= ACTIVITY =
In the records below, some lines hold the word "JSON". Copy each of those lines.

(Dataset rows for apps and sites)
----------

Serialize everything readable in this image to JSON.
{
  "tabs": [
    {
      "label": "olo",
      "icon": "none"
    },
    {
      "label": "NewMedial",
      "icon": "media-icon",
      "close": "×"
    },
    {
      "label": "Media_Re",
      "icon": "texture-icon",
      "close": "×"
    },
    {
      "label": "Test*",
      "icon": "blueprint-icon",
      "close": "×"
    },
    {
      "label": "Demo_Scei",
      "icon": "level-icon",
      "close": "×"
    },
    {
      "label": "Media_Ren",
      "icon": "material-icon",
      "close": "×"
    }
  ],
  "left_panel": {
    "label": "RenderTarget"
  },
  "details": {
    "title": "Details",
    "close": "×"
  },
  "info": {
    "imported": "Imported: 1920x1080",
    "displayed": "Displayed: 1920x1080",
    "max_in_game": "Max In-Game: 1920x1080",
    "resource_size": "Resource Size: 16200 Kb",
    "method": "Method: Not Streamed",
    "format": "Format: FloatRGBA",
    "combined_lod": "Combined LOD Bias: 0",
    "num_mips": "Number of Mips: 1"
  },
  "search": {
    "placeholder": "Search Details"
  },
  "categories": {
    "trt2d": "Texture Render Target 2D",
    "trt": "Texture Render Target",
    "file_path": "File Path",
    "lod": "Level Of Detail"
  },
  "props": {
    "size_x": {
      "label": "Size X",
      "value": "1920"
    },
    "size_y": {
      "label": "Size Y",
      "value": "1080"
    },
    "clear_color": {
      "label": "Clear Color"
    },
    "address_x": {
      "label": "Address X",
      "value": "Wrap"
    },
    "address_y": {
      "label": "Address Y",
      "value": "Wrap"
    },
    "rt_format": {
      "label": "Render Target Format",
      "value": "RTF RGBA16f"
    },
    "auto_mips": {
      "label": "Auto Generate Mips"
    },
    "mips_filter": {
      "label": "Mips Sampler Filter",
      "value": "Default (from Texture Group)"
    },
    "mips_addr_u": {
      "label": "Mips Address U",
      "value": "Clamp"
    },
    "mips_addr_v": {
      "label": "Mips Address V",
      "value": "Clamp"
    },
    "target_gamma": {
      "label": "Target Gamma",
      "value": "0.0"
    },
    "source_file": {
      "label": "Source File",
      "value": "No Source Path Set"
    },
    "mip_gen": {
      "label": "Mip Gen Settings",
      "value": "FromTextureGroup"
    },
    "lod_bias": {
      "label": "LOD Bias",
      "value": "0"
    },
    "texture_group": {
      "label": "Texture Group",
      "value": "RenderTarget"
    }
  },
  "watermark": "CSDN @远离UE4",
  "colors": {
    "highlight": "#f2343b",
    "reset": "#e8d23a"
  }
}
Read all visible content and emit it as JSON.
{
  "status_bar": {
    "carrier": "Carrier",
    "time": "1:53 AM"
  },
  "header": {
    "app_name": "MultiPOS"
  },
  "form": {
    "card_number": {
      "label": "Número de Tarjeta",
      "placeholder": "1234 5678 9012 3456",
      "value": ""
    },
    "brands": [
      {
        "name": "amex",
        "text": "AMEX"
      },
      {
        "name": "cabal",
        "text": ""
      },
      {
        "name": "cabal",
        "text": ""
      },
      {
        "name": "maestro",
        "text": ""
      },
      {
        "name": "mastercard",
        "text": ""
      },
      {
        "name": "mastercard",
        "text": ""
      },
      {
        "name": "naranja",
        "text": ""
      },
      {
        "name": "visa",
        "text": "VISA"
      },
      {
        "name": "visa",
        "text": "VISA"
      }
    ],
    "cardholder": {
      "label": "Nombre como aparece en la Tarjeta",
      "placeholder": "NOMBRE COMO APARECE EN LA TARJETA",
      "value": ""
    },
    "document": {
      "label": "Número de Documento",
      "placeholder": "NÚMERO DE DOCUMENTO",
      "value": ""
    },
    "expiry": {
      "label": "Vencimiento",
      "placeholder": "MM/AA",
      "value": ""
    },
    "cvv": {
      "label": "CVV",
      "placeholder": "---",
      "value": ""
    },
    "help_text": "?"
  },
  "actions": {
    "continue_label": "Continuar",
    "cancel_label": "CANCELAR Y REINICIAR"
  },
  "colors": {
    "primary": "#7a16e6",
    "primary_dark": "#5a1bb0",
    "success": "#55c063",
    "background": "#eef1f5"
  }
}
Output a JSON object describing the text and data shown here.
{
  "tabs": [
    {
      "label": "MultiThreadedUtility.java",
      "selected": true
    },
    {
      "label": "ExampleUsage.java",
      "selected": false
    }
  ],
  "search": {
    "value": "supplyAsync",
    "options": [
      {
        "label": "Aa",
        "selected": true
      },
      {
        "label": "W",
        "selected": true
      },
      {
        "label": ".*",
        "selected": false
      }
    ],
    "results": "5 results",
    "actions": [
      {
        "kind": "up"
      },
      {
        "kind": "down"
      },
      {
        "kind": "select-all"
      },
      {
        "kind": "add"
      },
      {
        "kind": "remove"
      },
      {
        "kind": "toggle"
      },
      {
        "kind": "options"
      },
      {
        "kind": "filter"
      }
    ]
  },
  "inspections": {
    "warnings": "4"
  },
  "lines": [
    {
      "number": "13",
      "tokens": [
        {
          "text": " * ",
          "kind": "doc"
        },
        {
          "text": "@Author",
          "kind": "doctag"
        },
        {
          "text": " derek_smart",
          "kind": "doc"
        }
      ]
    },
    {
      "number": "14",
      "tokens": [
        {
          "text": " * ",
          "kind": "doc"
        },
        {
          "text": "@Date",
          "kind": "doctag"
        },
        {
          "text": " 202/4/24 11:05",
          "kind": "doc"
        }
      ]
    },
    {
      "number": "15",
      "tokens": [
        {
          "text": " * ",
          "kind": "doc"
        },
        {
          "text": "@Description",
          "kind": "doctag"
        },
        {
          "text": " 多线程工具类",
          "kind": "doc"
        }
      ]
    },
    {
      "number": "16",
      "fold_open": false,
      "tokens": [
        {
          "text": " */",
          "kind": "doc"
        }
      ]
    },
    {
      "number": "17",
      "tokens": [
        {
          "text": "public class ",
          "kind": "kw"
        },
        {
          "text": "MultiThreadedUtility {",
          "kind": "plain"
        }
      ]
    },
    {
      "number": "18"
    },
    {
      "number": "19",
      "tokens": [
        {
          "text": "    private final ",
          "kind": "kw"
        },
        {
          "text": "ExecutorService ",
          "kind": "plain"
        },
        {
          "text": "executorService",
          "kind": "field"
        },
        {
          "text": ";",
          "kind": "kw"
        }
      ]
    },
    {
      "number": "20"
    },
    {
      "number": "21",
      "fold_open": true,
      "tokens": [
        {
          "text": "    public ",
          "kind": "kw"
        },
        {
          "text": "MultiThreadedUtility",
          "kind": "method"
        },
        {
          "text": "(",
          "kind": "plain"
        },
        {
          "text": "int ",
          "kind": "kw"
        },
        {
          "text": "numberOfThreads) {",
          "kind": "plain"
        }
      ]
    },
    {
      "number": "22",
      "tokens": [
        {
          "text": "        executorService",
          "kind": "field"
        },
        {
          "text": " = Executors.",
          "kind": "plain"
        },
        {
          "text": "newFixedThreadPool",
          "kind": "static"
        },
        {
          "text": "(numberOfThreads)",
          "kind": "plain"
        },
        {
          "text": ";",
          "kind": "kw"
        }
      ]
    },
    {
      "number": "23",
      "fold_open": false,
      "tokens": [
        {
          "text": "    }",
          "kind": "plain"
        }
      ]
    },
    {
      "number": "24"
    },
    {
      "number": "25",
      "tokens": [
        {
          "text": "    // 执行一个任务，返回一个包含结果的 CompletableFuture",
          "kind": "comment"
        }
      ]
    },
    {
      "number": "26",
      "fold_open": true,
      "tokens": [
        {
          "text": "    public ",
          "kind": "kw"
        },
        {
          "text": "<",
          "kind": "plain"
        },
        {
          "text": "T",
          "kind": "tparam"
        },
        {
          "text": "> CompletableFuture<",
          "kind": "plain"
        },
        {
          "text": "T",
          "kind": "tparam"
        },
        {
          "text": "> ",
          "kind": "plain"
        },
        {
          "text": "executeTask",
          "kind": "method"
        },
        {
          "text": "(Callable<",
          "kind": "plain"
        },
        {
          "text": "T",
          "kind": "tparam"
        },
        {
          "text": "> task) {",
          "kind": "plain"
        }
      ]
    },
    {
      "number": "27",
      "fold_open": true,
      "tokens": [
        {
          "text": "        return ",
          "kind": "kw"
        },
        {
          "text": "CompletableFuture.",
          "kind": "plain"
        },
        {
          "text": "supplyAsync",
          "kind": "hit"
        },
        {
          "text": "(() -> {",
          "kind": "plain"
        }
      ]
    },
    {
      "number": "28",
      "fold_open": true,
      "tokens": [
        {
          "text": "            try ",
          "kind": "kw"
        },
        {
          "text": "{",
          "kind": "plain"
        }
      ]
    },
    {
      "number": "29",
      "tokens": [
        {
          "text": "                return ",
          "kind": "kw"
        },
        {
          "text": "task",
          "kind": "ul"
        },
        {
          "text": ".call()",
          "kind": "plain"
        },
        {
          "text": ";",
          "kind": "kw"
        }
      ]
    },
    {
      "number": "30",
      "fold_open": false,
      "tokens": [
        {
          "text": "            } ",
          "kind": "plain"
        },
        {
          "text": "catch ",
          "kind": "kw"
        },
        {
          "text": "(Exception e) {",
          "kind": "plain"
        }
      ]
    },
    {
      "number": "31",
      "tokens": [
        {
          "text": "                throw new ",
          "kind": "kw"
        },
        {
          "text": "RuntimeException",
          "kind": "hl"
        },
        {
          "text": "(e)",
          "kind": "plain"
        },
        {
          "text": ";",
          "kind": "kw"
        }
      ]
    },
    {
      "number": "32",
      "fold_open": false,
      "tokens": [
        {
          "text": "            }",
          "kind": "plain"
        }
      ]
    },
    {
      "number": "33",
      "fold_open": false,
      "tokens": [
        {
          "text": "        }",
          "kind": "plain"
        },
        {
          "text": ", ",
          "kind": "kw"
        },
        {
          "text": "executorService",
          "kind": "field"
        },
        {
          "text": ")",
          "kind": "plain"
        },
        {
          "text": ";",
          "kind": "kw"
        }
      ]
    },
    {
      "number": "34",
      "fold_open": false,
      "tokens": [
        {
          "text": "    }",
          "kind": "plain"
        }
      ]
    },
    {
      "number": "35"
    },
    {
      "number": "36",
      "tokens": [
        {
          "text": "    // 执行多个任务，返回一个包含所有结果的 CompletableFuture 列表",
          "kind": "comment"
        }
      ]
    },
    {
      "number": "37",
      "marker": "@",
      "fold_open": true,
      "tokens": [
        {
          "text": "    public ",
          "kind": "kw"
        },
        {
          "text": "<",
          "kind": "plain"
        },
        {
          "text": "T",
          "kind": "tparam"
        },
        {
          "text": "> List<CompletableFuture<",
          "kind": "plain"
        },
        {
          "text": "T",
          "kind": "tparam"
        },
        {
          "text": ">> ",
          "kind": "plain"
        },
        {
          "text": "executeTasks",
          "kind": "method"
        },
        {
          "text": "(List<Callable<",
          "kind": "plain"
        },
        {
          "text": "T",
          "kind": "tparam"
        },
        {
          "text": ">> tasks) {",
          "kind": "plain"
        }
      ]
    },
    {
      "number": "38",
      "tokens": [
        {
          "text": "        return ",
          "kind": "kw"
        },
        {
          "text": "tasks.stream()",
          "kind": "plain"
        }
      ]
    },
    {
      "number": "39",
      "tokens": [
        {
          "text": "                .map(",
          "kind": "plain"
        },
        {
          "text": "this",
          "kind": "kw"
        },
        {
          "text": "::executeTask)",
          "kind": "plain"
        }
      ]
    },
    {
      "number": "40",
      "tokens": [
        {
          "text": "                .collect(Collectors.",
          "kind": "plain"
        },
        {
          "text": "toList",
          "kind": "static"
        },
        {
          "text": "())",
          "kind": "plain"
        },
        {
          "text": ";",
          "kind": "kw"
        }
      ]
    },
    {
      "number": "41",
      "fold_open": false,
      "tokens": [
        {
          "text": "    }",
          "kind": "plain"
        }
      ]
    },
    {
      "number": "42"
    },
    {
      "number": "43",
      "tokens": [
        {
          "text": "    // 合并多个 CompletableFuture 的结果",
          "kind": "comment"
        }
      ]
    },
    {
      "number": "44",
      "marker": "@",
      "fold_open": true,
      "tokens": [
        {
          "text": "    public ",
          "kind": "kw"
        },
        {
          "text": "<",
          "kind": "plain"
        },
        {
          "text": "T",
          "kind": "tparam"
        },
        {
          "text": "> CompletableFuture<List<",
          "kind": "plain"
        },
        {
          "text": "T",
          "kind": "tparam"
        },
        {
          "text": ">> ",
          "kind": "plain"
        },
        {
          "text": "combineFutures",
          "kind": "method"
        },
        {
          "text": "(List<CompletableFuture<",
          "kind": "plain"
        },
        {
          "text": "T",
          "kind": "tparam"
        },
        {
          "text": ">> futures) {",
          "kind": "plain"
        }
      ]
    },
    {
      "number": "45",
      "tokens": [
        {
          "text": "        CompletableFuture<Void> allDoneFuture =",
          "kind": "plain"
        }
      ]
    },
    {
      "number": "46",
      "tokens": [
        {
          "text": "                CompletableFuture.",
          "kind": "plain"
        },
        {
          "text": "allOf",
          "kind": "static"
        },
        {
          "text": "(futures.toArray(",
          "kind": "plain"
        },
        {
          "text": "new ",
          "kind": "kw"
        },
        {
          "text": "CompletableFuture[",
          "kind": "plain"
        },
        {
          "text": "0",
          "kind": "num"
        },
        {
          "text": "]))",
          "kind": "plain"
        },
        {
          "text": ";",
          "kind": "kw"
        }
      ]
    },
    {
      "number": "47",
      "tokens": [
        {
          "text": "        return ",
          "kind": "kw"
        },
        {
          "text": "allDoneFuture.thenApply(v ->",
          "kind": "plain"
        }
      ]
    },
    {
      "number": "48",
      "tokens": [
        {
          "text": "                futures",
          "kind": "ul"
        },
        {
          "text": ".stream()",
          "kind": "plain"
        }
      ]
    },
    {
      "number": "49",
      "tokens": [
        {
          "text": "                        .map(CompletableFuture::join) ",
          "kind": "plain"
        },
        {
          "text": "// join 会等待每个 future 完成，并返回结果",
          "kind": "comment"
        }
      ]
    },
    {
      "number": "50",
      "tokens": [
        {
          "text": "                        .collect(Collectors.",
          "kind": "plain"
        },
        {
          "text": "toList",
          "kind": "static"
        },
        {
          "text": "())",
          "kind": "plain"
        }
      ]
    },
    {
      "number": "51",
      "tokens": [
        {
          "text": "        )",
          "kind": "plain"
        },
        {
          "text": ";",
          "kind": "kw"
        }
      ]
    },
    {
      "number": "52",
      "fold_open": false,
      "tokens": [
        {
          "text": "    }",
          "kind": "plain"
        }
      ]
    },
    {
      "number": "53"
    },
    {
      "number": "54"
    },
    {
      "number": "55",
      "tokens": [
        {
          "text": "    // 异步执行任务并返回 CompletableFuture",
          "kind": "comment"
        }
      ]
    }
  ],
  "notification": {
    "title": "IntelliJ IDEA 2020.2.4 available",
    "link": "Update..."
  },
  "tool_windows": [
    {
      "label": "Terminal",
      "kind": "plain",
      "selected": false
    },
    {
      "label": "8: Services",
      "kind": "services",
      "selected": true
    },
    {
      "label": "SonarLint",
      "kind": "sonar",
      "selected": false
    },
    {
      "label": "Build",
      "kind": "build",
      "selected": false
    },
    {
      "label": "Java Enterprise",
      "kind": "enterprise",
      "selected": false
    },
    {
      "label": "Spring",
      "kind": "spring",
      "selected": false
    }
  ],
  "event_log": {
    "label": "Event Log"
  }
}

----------

= ANSWER FOR THE TASK =
Serialize everything readable in this image to JSON.
Read all visible content and emit it as JSON.
Output a JSON object describing the text and data shown here.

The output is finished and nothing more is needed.